The slim margins in food retailing have long inspired grocers to cut costs. In the 1970s, seeking a way to speed checkout and limit mistakes, grocers led a coalition of manufacturers and retailers to develop a system of standardized product identification—the Universal Product Codes, or bar codes. The system enabled stores to track inventory and record customer buying habits. It also made possible the discount warehouse, a highly efficient model for distributing food and other goods to consumers at reduced prices.

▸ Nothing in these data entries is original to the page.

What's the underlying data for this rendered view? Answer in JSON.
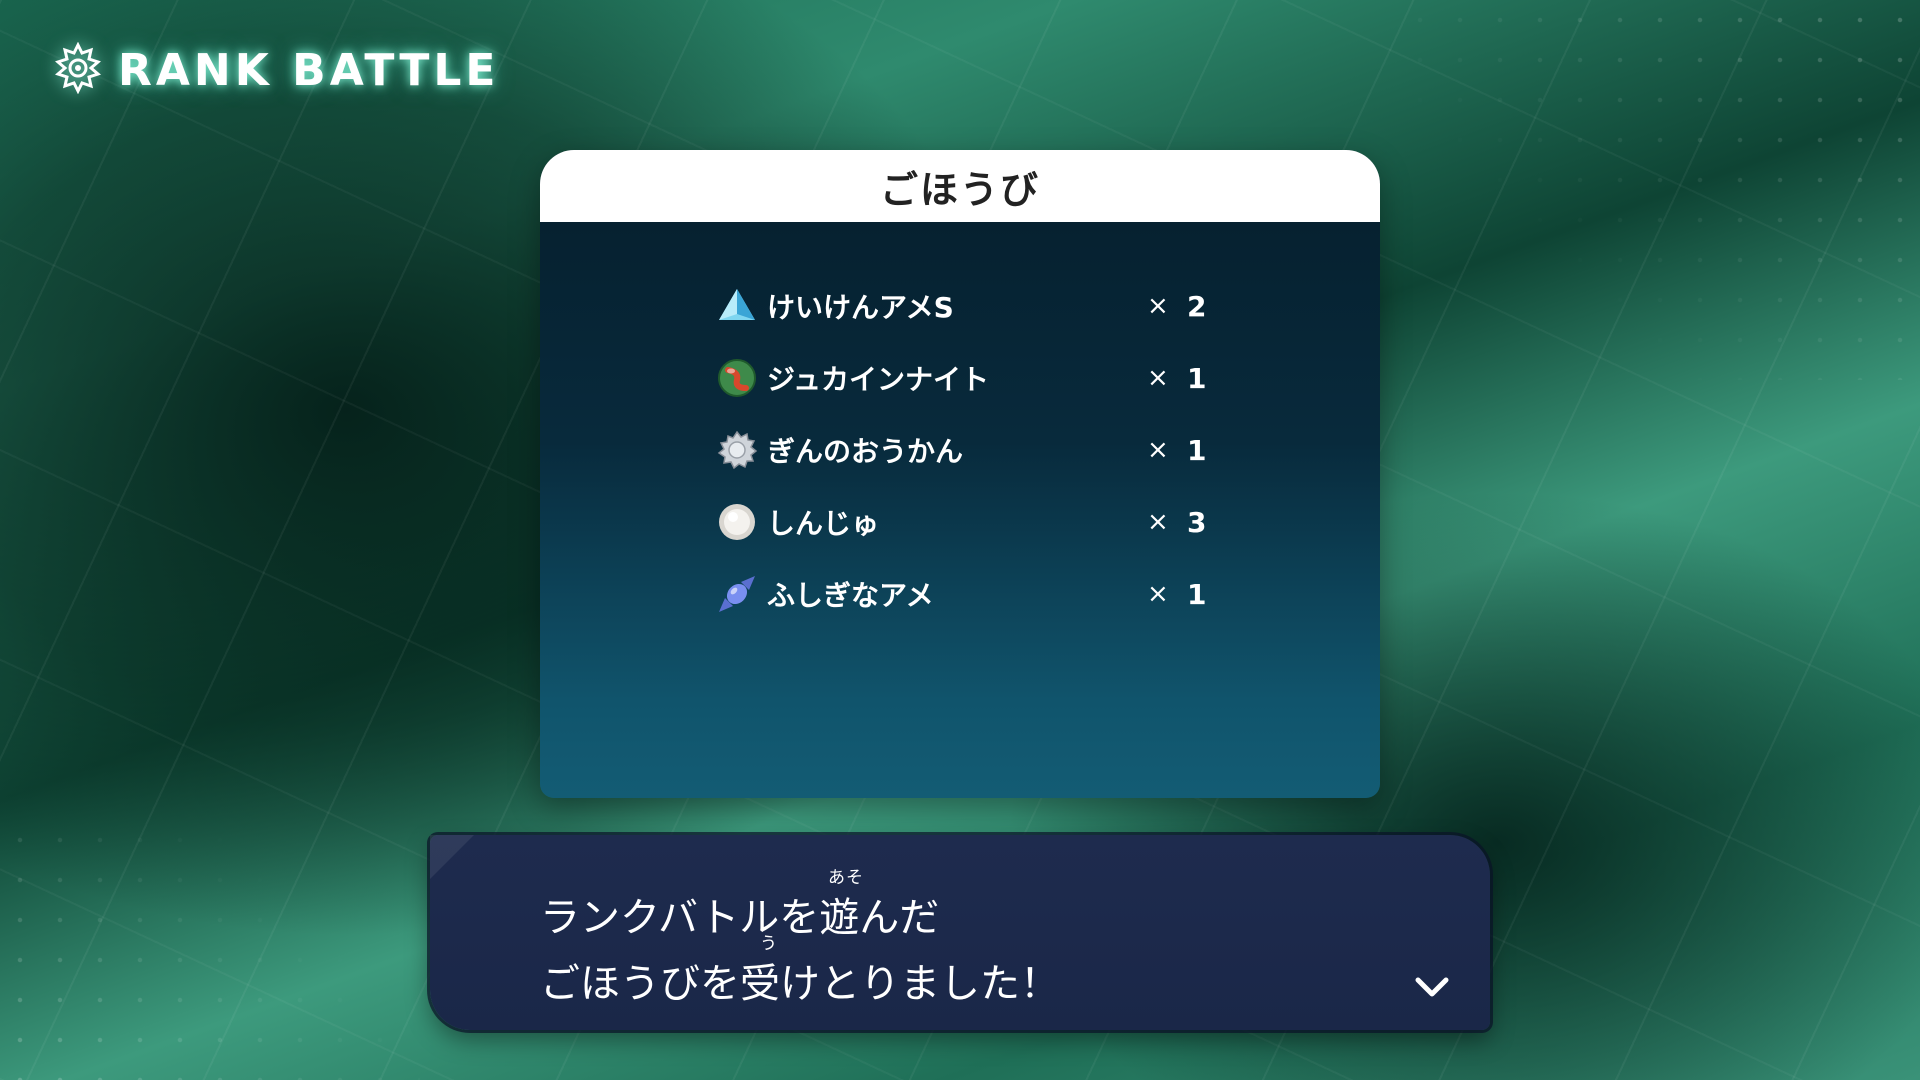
{
  "header": {
    "title": "RANK BATTLE",
    "icon": "rank-battle-emblem-icon"
  },
  "rewards_panel": {
    "title": "ごほうび",
    "times_symbol": "×",
    "items": [
      {
        "name": "けいけんアメS",
        "qty": "2",
        "icon": "exp-candy-icon"
      },
      {
        "name": "ジュカインナイト",
        "qty": "1",
        "icon": "sceptilite-icon"
      },
      {
        "name": "ぎんのおうかん",
        "qty": "1",
        "icon": "silver-crown-icon"
      },
      {
        "name": "しんじゅ",
        "qty": "3",
        "icon": "pearl-icon"
      },
      {
        "name": "ふしぎなアメ",
        "qty": "1",
        "icon": "rare-candy-icon"
      }
    ]
  },
  "message": {
    "line1": "ランクバトルを遊んだ",
    "line2": "ごほうびを受けとりました！",
    "ruby1": "あそ",
    "ruby2": "う",
    "advance_icon": "chevron-down-icon"
  }
}
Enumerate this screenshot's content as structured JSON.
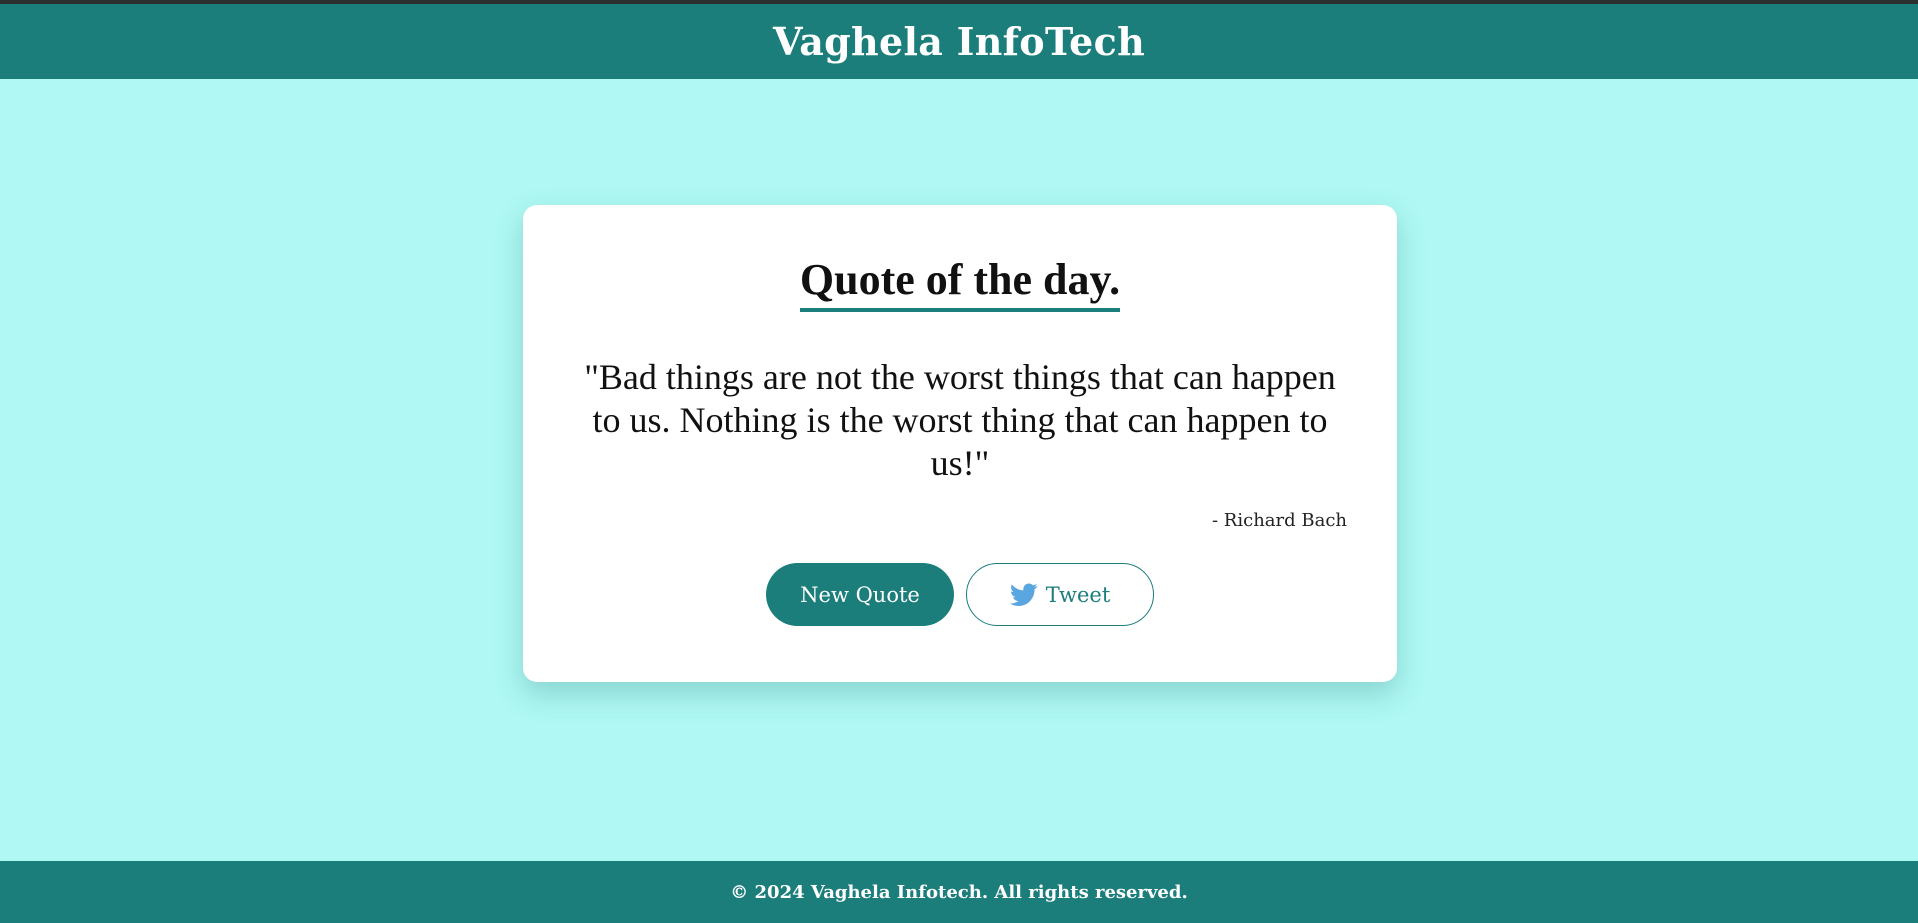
{
  "header": {
    "title": "Vaghela InfoTech"
  },
  "card": {
    "heading": "Quote of the day.",
    "quote": "\"Bad things are not the worst things that can happen to us. Nothing is the worst thing that can happen to us!\"",
    "author": "- Richard Bach",
    "buttons": {
      "new_quote": "New Quote",
      "tweet": "Tweet",
      "tweet_icon": "twitter-bird-icon"
    }
  },
  "footer": {
    "text": "© 2024 Vaghela Infotech. All rights reserved."
  },
  "colors": {
    "page_background": "#aff8f4",
    "brand_teal": "#1b7e7b",
    "card_background": "#ffffff",
    "twitter_blue": "#5aa6e0"
  }
}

The products sold at warehouse stores reflect the workings of global, industrialized food distribution. Relying on economies of scale, from production and manufacturing to containerized shipping and efficient transport by rail and road, the system can supply consumers with large quantities of goods at low prices.